:: ASSIGNED TASK ::
Give back every record below precisely as written.

━━━━━━━━

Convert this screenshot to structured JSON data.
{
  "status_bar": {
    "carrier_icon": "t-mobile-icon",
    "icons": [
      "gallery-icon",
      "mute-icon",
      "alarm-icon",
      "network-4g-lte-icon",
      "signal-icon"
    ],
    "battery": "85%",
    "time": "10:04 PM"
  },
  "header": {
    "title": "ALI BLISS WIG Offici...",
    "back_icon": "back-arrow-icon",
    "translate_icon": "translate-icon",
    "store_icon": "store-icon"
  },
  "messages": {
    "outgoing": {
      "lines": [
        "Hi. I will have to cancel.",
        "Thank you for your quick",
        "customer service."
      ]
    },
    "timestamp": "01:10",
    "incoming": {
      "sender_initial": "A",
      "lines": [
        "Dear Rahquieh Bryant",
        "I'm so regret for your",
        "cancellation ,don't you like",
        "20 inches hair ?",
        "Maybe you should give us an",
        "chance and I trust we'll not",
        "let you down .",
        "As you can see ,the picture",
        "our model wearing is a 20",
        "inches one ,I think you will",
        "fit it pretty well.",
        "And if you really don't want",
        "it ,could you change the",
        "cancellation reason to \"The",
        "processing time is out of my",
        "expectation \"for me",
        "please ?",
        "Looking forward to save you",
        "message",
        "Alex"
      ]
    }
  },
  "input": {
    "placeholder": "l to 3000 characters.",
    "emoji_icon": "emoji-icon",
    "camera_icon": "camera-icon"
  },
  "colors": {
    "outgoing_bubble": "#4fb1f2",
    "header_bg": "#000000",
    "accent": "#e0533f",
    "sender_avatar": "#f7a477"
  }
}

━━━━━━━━

:: TASK OUTPUT ::
Convert this screenshot to structured JSON data.
{
  "status_bar": {
    "carrier_icon": "t-mobile-icon",
    "icons": [
      "gallery-icon",
      "mute-icon",
      "alarm-icon",
      "network-4g-lte-icon",
      "signal-icon"
    ],
    "battery": "85%",
    "time": "10:04 PM"
  },
  "header": {
    "title": "ALI BLISS WIG Offici...",
    "back_icon": "back-arrow-icon",
    "translate_icon": "translate-icon",
    "store_icon": "store-icon"
  },
  "messages": {
    "outgoing": {
      "lines": [
        "Hi. I will have to cancel.",
        "Thank you for your quick",
        "customer service."
      ]
    },
    "timestamp": "01:10",
    "incoming": {
      "sender_initial": "A",
      "lines": [
        "Dear Rahquieh Bryant",
        "I'm so regret for your",
        "cancellation ,don't you like",
        "20 inches hair ?",
        "Maybe you should give us an",
        "chance and I trust we'll not",
        "let you down .",
        "As you can see ,the picture",
        "our model wearing is a 20",
        "inches one ,I think you will",
        "fit it pretty well.",
        "And if you really don't want",
        "it ,could you change the",
        "cancellation reason to \"The",
        "processing time is out of my",
        "expectation \"for me",
        "please ?",
        "Looking forward to save you",
        "message",
        "Alex"
      ]
    }
  },
  "input": {
    "placeholder": "l to 3000 characters.",
    "emoji_icon": "emoji-icon",
    "camera_icon": "camera-icon"
  },
  "colors": {
    "outgoing_bubble": "#4fb1f2",
    "header_bg": "#000000",
    "accent": "#e0533f",
    "sender_avatar": "#f7a477"
  }
}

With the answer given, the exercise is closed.